Formaldehyde is a chemical commonly used in the manufacture of building materials and numerous household products. At room temperature, formaldehyde vaporises into the air, potentially causing serious health problems. It is also a by-product of combustion processes. When you burn things like natural gas, wood, petrol, or tobacco, formaldehyde gas is released into the air. The most significant sources of formaldehyde in homes are: pressed wood products like particle board, plywood, and MDF (medium density fibreboard); foam insulation; carpets; drapery fabrics; resins; glues; cigarettes; and poorly-vented, fuel-burning appliances like gas stoves or kerosene heaters.
Health effects of formaldehyde are eye, nose and throat burning and irritation; nausea; skin rashes; and breathing difficulties in some people. High concentrations of formaldehyde can trigger asthma attacks. Formaldehyde is also considered a known human carcinogen (cancer-causing substance), and classified as a Hazardous Air Pollutant (HAP) by the EPA. The World Health Organisation specifies a limit for formaldehyde in air of 100 ug/m3, which is equivalent to 80 - parts-per-billion (ppb).

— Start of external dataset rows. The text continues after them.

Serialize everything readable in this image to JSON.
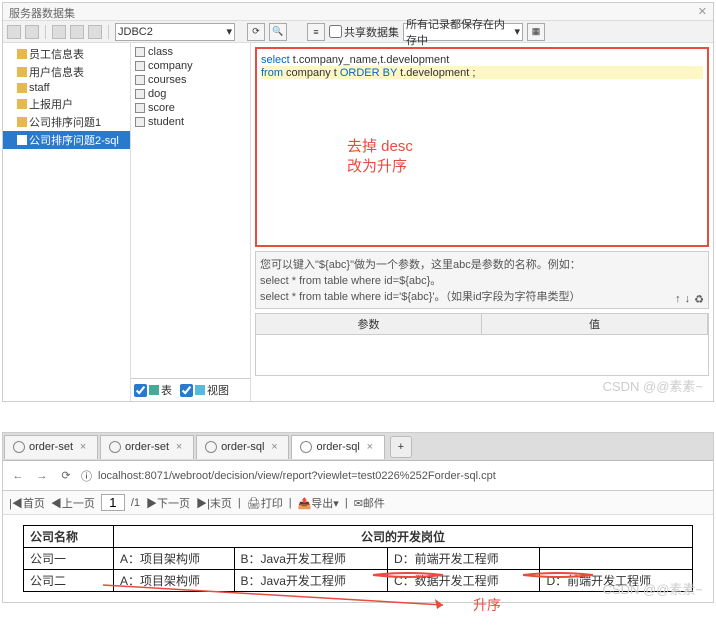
{
  "window_title": "服务器数据集",
  "toolbar": {
    "jdbc": "JDBC2",
    "share_label": "共享数据集",
    "records_label": "所有记录都保存在内存中"
  },
  "left_tree": [
    {
      "label": "员工信息表",
      "sel": false
    },
    {
      "label": "用户信息表",
      "sel": false
    },
    {
      "label": "staff",
      "sel": false
    },
    {
      "label": "上报用户",
      "sel": false
    },
    {
      "label": "公司排序问题1",
      "sel": false
    },
    {
      "label": "公司排序问题2-sql",
      "sel": true
    }
  ],
  "mid_list": [
    "class",
    "company",
    "courses",
    "dog",
    "score",
    "student"
  ],
  "mid_foot": {
    "table": "表",
    "view": "视图"
  },
  "sql": {
    "line1_a": "select",
    "line1_b": " t.company_name,t.development",
    "line2_a": "from",
    "line2_b": " company t ",
    "line2_c": "ORDER BY",
    "line2_d": " t.development ;"
  },
  "anno": {
    "l1": "去掉 desc",
    "l2": "改为升序"
  },
  "hint": {
    "l1": "您可以键入\"${abc}\"做为一个参数，这里abc是参数的名称。例如：",
    "l2": "select * from table where id=${abc}。",
    "l3": "select * from table where id='${abc}'。（如果id字段为字符串类型）"
  },
  "param": {
    "h1": "参数",
    "h2": "值"
  },
  "watermark": "CSDN @@素素~",
  "tabs": [
    {
      "label": "order-set",
      "active": false
    },
    {
      "label": "order-set",
      "active": false
    },
    {
      "label": "order-sql",
      "active": false
    },
    {
      "label": "order-sql",
      "active": true
    }
  ],
  "url": "localhost:8071/webroot/decision/view/report?viewlet=test0226%252Forder-sql.cpt",
  "rpt_tb": {
    "first": "|◀首页",
    "prev": "◀上一页",
    "page": "1",
    "total": "/1",
    "next": "▶下一页",
    "last": "▶|末页",
    "print": "打印",
    "export": "导出",
    "mail": "邮件"
  },
  "report": {
    "h1": "公司名称",
    "h2": "公司的开发岗位",
    "rows": [
      {
        "name": "公司一",
        "a": "A：项目架构师",
        "b": "B：Java开发工程师",
        "c": "D：前端开发工程师",
        "d": ""
      },
      {
        "name": "公司二",
        "a": "A：项目架构师",
        "b": "B：Java开发工程师",
        "c": "C：数据开发工程师",
        "d": "D：前端开发工程师"
      }
    ]
  },
  "arrow_label": "升序",
  "chart_data": null
}
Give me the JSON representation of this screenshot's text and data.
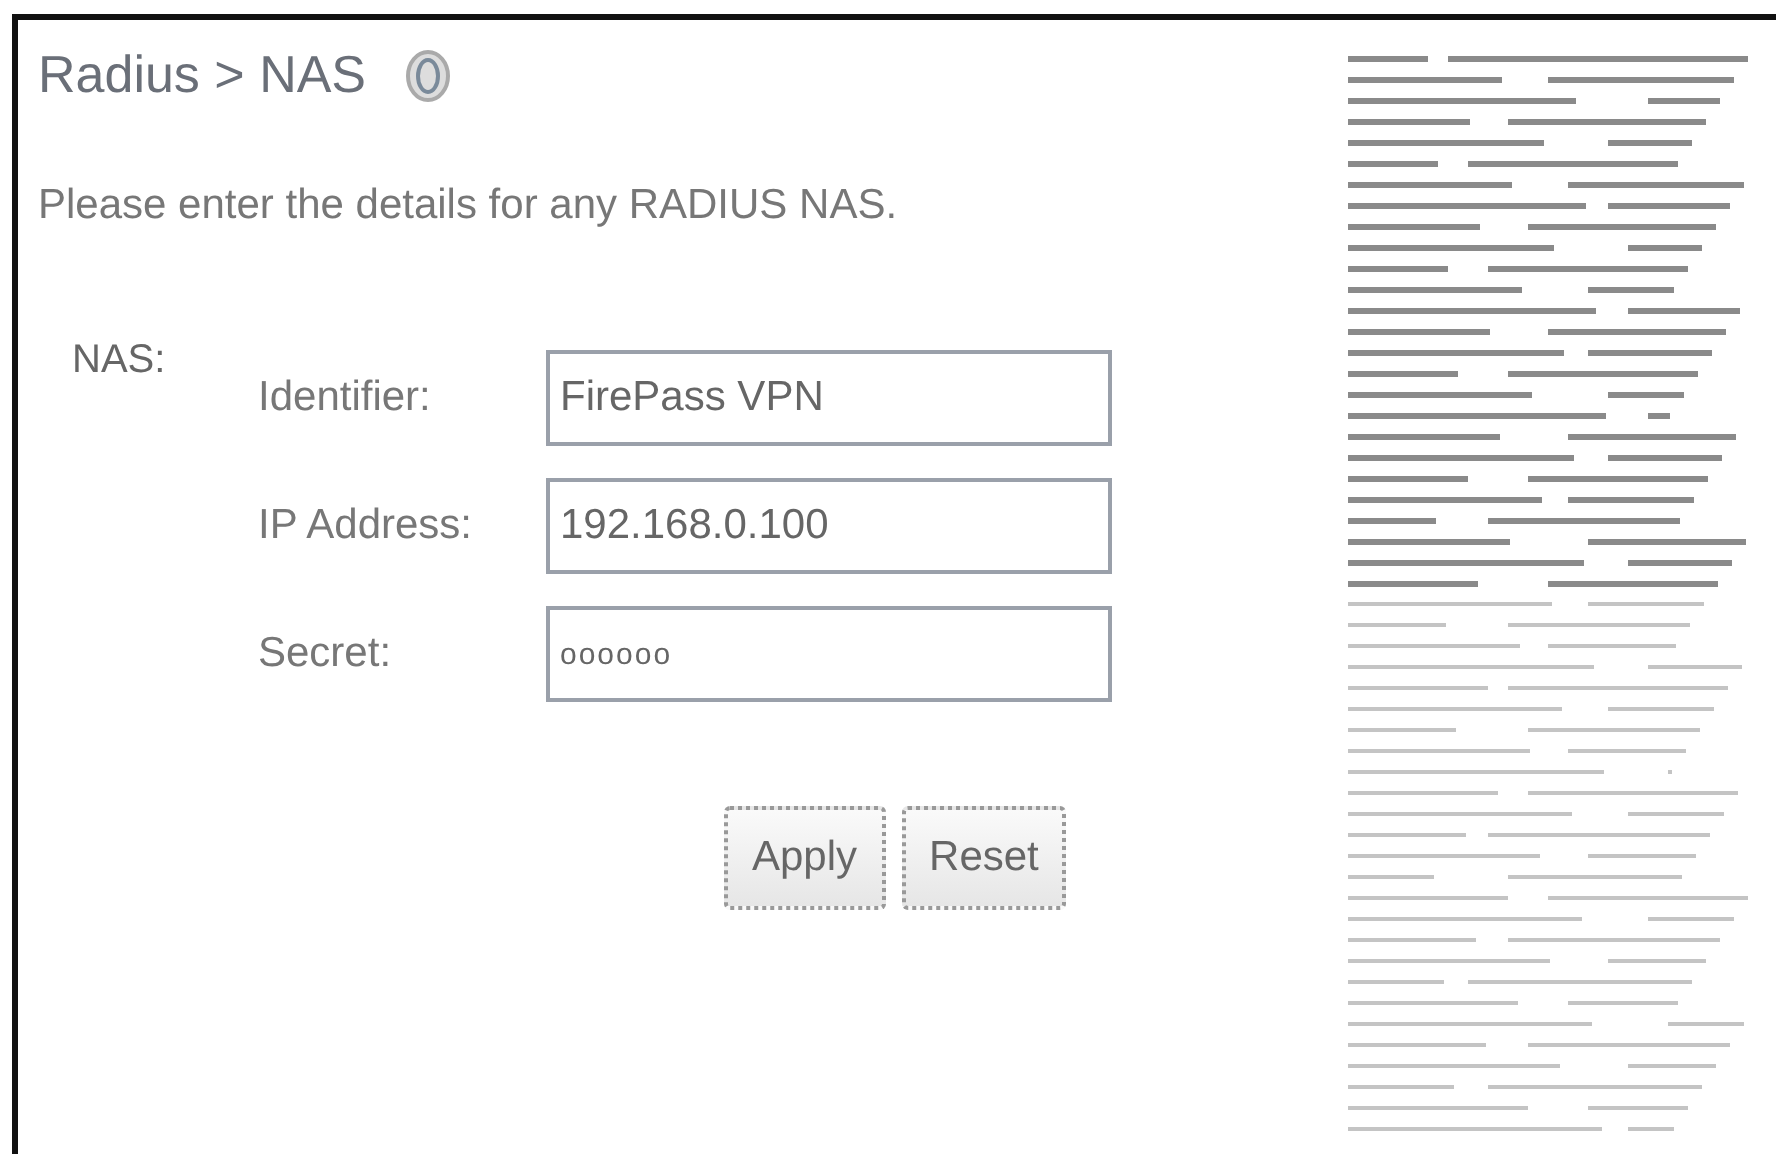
{
  "page": {
    "breadcrumb": "Radius > NAS",
    "instructions": "Please enter the details for any RADIUS NAS."
  },
  "nas": {
    "label": "NAS:",
    "fields": [
      {
        "label": "Identifier:",
        "value": "FirePass VPN",
        "kind": "text"
      },
      {
        "label": "IP Address:",
        "value": "192.168.0.100",
        "kind": "text"
      },
      {
        "label": "Secret:",
        "value": "oooooo",
        "kind": "secret"
      }
    ]
  },
  "buttons": [
    "Apply",
    "Reset"
  ]
}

Since formaldehyde is present in so many building materials and household products, every home should be tested for the presence of this toxic chemical.